School No. 4 students and staff had a ball belting Principal Suzanne Olivero with pies for a fundraiser to support the school’s positive behavior reinforcement program.
By Gary Miller
School No. 4 Principal Suzanne Olivero took it on the chin for her students on Sept. 20. And in the eyes, on the cheeks, in the hair …
Students were allowed to take shots at their principal during the “Pie the Principal” fundraiser, lining up to throw pies – actually Styrofoam plates of whipped cream – at Olivero.
The event raised $250 for the school’s Positive Behavior Support in Schools (PBSIS) program, which rewards the students for good behavior and helps develop a family atmosphere at the school.

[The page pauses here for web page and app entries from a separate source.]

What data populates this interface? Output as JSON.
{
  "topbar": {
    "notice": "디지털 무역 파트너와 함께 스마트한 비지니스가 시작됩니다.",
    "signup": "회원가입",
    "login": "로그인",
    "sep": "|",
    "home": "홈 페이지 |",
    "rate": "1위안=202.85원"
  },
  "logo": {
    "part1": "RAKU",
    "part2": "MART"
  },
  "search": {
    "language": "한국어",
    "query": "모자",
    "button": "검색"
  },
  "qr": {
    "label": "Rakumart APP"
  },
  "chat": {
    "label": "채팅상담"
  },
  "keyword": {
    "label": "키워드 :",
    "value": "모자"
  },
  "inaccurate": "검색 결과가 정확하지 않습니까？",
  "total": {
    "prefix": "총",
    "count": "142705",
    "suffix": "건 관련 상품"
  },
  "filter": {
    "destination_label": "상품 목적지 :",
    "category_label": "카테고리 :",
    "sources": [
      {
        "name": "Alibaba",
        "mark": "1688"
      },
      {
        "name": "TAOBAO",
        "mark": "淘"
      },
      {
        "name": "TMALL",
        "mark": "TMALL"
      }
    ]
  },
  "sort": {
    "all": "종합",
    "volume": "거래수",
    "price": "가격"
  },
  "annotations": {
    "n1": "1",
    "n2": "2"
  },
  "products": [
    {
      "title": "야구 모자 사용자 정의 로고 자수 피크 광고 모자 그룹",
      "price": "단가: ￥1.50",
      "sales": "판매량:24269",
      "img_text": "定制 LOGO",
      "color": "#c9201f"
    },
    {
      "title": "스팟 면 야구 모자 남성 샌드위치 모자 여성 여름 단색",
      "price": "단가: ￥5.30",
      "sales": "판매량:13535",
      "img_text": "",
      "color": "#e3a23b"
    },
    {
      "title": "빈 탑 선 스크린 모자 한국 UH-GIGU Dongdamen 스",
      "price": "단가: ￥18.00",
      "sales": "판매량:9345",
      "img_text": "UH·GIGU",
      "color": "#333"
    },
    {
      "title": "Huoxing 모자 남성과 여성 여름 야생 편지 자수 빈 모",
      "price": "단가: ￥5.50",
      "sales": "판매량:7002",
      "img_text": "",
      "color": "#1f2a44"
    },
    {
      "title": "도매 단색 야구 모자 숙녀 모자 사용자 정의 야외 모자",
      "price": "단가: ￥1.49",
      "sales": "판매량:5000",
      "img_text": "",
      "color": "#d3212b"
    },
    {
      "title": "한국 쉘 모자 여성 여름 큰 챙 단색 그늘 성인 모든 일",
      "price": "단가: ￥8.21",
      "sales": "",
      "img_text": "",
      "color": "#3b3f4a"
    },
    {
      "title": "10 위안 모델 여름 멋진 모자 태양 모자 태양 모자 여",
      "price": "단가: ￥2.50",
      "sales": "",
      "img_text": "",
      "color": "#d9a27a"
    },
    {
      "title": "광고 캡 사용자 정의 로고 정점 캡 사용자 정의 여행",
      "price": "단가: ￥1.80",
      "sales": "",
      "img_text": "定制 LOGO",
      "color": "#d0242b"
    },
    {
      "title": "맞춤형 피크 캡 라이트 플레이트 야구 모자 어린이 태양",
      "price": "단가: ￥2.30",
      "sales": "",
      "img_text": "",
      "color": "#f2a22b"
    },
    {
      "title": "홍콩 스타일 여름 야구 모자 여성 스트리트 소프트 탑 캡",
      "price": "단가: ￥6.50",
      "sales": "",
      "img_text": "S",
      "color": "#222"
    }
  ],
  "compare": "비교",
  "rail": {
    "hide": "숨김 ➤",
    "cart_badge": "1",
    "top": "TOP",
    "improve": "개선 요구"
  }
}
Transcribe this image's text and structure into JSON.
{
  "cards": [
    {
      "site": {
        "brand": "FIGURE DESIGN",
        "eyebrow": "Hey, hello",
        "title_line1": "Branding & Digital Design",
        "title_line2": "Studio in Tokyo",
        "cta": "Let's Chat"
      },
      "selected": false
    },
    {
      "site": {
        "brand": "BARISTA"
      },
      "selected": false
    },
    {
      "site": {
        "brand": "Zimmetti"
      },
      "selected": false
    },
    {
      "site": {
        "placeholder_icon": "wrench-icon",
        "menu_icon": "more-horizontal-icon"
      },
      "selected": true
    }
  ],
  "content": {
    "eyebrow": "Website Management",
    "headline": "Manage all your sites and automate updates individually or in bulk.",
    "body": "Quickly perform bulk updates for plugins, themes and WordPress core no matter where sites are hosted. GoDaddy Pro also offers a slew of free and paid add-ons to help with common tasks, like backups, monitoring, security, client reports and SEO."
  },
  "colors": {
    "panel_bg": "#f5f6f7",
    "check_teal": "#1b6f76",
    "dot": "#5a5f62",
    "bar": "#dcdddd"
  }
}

“Although the main objective of the fundraiser was to raise funds to update the game room,” Olivero said, “I thought this would be a good way of showing the entire school community that I am 100 percent vested in the success of our students, and I am willing to do whatever it takes to ensure their overall success.
Students paid 50 cents to get a lottery ticket for a chance to throw a pie. The more they paid, the more tickets they got. Students were randomly selected from each grade level to throw a pie. Staff members made larger donations for the chance to throw a pie at their boss.
Olivero was protected by a plastic jump suit and eye goggles, but was nevertheless coated with whipped cream at the end of each of two sessions. The event was held in the school cafeteria on top of plastic tarps.
“Everyone from the students to the staff had a great time,” Olivero said. “I think this event allowed for all to see me in a different, less serious light.”
Before the main event, students learned about the PBSIS program. Staff members give out what the school calls “Victory Vouchers” to children for good behavior. The vouchers can be cashed in for trips to the school’s game room, or for items in the school store.
The students learned about the Six Pillars of Character on which the PBSIS program is based: trustworthiness, respect, responsibility, fairness, caring and citizenship. These traits will be reinforced throughout the school year at PBSIS events and in everyday lessons.
The school also created a “Buddy Bench” as part of the program. The Buddy Bench sits near the school playground, and students who are feeling lonely or need a playmate can sit on the bench to let other children know to invite them to play.
“Students are eager to exhibit good behavior and character, and reap the rewards associated with that,” Olivero said. “I want the excitement to continue, and for all students and staff to put their best foot forward to ensure we have an amazing school year.”